§ Work request
Every record must be copied out exactly.

───── Dataset extract ─────

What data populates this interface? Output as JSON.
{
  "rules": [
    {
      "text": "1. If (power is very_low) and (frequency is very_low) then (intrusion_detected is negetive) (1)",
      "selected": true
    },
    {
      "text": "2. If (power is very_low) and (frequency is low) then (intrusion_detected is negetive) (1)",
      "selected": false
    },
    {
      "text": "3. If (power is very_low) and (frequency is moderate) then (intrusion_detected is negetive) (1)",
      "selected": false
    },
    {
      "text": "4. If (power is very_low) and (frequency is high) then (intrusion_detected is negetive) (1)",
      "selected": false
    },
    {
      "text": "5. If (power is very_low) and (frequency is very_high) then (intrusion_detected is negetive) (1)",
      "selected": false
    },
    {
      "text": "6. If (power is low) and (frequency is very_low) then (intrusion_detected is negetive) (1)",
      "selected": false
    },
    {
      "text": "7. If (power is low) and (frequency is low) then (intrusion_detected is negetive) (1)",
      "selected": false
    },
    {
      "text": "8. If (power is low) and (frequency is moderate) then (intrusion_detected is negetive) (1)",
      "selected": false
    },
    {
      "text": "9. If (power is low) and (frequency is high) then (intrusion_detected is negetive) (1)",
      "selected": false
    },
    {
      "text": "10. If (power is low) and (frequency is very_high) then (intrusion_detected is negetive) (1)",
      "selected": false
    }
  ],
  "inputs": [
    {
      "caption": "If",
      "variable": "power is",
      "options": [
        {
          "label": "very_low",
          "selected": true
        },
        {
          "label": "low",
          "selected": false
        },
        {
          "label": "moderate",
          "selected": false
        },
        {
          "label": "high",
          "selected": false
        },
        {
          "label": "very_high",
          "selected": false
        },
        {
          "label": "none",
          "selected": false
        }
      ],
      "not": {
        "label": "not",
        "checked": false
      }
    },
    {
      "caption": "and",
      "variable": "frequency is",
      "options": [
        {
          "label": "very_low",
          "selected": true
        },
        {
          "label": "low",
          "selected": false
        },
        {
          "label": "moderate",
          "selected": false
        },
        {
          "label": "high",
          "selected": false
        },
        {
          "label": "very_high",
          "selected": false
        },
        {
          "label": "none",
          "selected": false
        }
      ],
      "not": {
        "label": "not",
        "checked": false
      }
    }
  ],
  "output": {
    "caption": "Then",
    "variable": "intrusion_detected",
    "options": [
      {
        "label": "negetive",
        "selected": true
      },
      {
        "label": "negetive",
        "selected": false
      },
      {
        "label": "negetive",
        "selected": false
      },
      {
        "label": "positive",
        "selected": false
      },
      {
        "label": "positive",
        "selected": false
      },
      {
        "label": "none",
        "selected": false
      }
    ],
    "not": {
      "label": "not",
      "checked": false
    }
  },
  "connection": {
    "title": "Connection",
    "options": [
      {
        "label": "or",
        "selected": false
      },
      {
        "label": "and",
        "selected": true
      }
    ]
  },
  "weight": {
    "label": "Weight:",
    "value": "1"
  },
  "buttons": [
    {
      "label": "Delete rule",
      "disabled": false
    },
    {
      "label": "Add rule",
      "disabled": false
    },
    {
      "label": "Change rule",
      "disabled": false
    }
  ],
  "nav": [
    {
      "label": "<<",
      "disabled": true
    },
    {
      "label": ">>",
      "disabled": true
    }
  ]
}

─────

§ Exercise result
What data populates this interface? Output as JSON.
{
  "rules": [
    {
      "text": "1. If (power is very_low) and (frequency is very_low) then (intrusion_detected is negetive) (1)",
      "selected": true
    },
    {
      "text": "2. If (power is very_low) and (frequency is low) then (intrusion_detected is negetive) (1)",
      "selected": false
    },
    {
      "text": "3. If (power is very_low) and (frequency is moderate) then (intrusion_detected is negetive) (1)",
      "selected": false
    },
    {
      "text": "4. If (power is very_low) and (frequency is high) then (intrusion_detected is negetive) (1)",
      "selected": false
    },
    {
      "text": "5. If (power is very_low) and (frequency is very_high) then (intrusion_detected is negetive) (1)",
      "selected": false
    },
    {
      "text": "6. If (power is low) and (frequency is very_low) then (intrusion_detected is negetive) (1)",
      "selected": false
    },
    {
      "text": "7. If (power is low) and (frequency is low) then (intrusion_detected is negetive) (1)",
      "selected": false
    },
    {
      "text": "8. If (power is low) and (frequency is moderate) then (intrusion_detected is negetive) (1)",
      "selected": false
    },
    {
      "text": "9. If (power is low) and (frequency is high) then (intrusion_detected is negetive) (1)",
      "selected": false
    },
    {
      "text": "10. If (power is low) and (frequency is very_high) then (intrusion_detected is negetive) (1)",
      "selected": false
    }
  ],
  "inputs": [
    {
      "caption": "If",
      "variable": "power is",
      "options": [
        {
          "label": "very_low",
          "selected": true
        },
        {
          "label": "low",
          "selected": false
        },
        {
          "label": "moderate",
          "selected": false
        },
        {
          "label": "high",
          "selected": false
        },
        {
          "label": "very_high",
          "selected": false
        },
        {
          "label": "none",
          "selected": false
        }
      ],
      "not": {
        "label": "not",
        "checked": false
      }
    },
    {
      "caption": "and",
      "variable": "frequency is",
      "options": [
        {
          "label": "very_low",
          "selected": true
        },
        {
          "label": "low",
          "selected": false
        },
        {
          "label": "moderate",
          "selected": false
        },
        {
          "label": "high",
          "selected": false
        },
        {
          "label": "very_high",
          "selected": false
        },
        {
          "label": "none",
          "selected": false
        }
      ],
      "not": {
        "label": "not",
        "checked": false
      }
    }
  ],
  "output": {
    "caption": "Then",
    "variable": "intrusion_detected",
    "options": [
      {
        "label": "negetive",
        "selected": true
      },
      {
        "label": "negetive",
        "selected": false
      },
      {
        "label": "negetive",
        "selected": false
      },
      {
        "label": "positive",
        "selected": false
      },
      {
        "label": "positive",
        "selected": false
      },
      {
        "label": "none",
        "selected": false
      }
    ],
    "not": {
      "label": "not",
      "checked": false
    }
  },
  "connection": {
    "title": "Connection",
    "options": [
      {
        "label": "or",
        "selected": false
      },
      {
        "label": "and",
        "selected": true
      }
    ]
  },
  "weight": {
    "label": "Weight:",
    "value": "1"
  },
  "buttons": [
    {
      "label": "Delete rule",
      "disabled": false
    },
    {
      "label": "Add rule",
      "disabled": false
    },
    {
      "label": "Change rule",
      "disabled": false
    }
  ],
  "nav": [
    {
      "label": "<<",
      "disabled": true
    },
    {
      "label": ">>",
      "disabled": true
    }
  ]
}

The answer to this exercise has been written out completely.